PORTLAND, Ore. – Portland mayoral candidate Jefferson Smith said during a news conference that he was involved in a 1993 incident where he ended up striking a woman at a college party, although he claims he acted in self-defense.
The incident was first reported by the Willamette Week on Monday afternoon.
Smith said the altercation happened at a party between his sophomore and junior year of college. He said a woman he didn’t know was sleeping on a couch when somebody pushed her off the couch. The woman came at Smith swinging, thinking he had pushed her.
During the altercation Smith said he fought back, struck the woman and injured her.
“It happened pretty fast,” Smith said. “I was trying to get her away. Obviously I made contact.”
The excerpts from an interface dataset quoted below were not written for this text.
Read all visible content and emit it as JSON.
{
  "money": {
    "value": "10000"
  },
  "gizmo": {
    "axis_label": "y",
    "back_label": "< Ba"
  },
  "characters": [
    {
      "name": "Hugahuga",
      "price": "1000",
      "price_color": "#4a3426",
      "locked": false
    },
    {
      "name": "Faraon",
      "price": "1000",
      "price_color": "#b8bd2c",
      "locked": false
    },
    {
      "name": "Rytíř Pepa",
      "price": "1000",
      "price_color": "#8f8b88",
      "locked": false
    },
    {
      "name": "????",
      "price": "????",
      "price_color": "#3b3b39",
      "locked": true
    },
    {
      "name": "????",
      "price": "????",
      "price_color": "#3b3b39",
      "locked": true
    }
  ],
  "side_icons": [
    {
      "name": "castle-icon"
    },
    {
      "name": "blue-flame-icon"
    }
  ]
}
Smith was cited for assault, but those charges were later dropped, according to the Willamette Week. Smith settled with the woman out of court and agreed to pay for her medical bills.
“I wanted to make sure she was okay and to take responsibility,” Smith said.
He described the night as “the worst night of my life.”
Lara Larson, a high school classmate of Smith's, also spoke at the news conference to defend him.
"She came at him," Larson said. "He did what any one of us would have done in that situation."
Smith also criticized the tone of the campaign, saying too much focus has been made on past issues and not enough time spent talking about the future of the city.
He has come under criticism before for past transgressions, including driving suspensions and punching a player during a pick-up basketball game.
“I knew this race was going to be tough when we got in; I knew I lived an imperfect life and I didn’t know how it was going to turn out,” Smith said.
He vowed to stay in the race and "continue to move forward."
"I think that if I were voting for the 20-year-old me I probably wouldn't make that person mayor of our city," Smith said. "But that's not the pesron who's running. It's the me now."